Now we can start on what went wrong.
The table is set, the guests have arrived, and what do we have for dinner? Crème brûlée. I nice crisp surface and flab underneath. It looks good, it smells good, but it’s never been good. It’s like eating cotton candy farts.
Problem 1: Script. Boy, O boy, if there’s ever been a literal script, this is it. I looked it up to see if it was an adapted play. It isn’t. That should say everything right there. Ha! Nobody’s even bothered to write down quotes on IMDB for me to copy. That speaks volumes. The major offense is there are about four back-stories that would, in other actors mouths, have been tortuous to hear in dialogue. “Frank’s my step father… I never knew my real father. He’s dead now, momma says.” Ugh.
Problem 2: Script. You saw all those neat components, right? How many of those pay dividends? None of them. They paint Gus very ominously. He tells his Latino employees to act like they don’t understand English if anyone talks to them and to call him if they try it on in Spanish. After smooth talking Georgiana/Willa, he invites Willa to the city council meeting (with apparent trepidation), she accepts (chemistry), but someone interested in the house calls up and schedules a visit to see the house, Willa has to decline, come the day, the visit is canceled on account of rain, mysterious, right? Wrong. Gus is a sweetheart, apparently, who’s just good at his job.
What about those complicated relationships? What will happen between Harris, who’s tied to Durham by his needy mother, and Mary, who’s dying to get out of this town and spurns Harris’s advances? They get together. How is this complicated (though predictable) feat accomplished? Harris, driving her to the airport, says “I’m in love with you. Always have been” and she says “I’m in love with you too. Always have been.” What?! Why didn’t you go out to dinner the dozen or so times he’s asked?
So then there’s the accident (which looks bad, but there’s no spillage or harm) and Gus has his well-performed, but hopelessly brisk (while artistically dialogued) revelation that hazardous waste is like, you know, dangerous. Immediately thereafter, Bloom gives a monologue on towns and stuff and the movie ends. What about the city? Are they going to go ahead with the hazardous waste plant or has the accident destroyed that idea? That’s where the movie is guys! Money or safety, what’ll it be?
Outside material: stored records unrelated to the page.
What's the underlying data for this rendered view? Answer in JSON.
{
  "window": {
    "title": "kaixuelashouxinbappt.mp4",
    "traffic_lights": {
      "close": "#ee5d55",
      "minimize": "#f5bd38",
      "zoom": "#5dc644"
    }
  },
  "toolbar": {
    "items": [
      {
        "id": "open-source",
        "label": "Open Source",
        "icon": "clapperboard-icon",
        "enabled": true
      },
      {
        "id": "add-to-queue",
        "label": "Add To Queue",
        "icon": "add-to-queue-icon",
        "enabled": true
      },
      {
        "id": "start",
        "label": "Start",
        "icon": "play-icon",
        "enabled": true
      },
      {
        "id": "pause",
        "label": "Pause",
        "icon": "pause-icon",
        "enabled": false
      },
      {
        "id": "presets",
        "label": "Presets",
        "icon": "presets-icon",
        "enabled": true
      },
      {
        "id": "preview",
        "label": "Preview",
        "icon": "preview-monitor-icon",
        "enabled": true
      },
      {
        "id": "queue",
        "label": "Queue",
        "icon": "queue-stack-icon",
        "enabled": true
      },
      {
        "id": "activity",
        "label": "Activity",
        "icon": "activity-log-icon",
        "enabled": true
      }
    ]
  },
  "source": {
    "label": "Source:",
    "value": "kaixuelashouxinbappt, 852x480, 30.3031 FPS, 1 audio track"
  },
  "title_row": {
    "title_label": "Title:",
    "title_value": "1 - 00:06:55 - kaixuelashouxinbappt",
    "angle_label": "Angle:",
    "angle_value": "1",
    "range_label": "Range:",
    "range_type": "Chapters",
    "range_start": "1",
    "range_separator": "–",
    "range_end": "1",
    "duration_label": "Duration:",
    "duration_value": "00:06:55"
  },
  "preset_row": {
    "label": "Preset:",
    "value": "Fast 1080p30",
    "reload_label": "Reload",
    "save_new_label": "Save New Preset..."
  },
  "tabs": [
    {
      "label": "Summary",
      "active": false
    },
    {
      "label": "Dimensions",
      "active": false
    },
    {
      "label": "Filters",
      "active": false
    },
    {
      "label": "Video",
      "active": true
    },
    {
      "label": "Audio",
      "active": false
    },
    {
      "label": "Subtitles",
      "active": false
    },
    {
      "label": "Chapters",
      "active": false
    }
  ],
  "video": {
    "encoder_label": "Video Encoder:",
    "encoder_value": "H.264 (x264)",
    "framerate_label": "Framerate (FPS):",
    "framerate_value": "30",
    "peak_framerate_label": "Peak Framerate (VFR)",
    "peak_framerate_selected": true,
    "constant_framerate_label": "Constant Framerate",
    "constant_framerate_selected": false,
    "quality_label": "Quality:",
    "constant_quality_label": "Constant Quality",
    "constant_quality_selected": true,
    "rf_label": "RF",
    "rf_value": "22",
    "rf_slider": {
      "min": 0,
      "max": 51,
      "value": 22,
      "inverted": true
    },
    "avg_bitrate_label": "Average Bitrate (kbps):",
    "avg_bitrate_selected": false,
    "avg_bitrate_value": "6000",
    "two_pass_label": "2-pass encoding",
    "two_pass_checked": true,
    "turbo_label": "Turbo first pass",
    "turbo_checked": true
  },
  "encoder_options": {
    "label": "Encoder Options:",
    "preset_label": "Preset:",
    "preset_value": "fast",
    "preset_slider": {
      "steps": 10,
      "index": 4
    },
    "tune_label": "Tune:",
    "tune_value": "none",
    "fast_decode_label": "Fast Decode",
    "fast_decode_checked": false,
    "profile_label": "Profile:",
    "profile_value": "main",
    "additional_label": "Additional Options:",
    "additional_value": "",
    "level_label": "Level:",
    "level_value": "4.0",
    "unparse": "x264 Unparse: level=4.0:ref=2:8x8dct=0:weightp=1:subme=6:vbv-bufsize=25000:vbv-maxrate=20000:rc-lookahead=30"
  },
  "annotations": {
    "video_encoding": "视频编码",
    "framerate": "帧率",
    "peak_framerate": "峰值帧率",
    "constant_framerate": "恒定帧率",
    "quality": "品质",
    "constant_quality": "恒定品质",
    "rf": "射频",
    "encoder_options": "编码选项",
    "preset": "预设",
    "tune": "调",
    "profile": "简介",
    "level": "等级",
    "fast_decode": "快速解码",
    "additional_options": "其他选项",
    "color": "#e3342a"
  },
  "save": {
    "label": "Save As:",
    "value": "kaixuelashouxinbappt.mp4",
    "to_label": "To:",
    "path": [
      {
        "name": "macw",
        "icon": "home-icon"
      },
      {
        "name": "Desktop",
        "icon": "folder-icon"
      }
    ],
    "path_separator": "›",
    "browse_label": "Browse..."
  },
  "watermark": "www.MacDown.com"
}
Problem 3: What does this have to do with Main Street? The answer is “nothing.” This isn’t about a small town. Durham has over 200,000 residents and Duke University. The film doesn’t suggest that it’s a small town, but it’s called Main Street, and that’s a symbol of small towns. It’s a depressed town, I’m sure, and that depression is very well depicted in the movie, but that’s not really the same thing.
The worst thing about this is that it’s so technically well made. It’s almost a self-parody it’s so good with nothing happening. In the beginning of the movie, Georgiana is having a little panic and this ominous feeling comes over her. It’s played, and played well, as though she’s either having some extra-sensory moment or something bad is going to happen, but it doesn’t. Nothing happens.
How did they get Firth, Bloom, and Clarkson to do this thing? Surely they read the script and saw the one-minute non-resolution resolution. Maybe they saw what I saw. A solid set up with potential for some really great conflict both internal and external. Firth plays that internal conflict beautifully. If it were even twenty minutes long, you would have had something here.
How much easier it is to write about a bad movie than a good one. That’s too bad.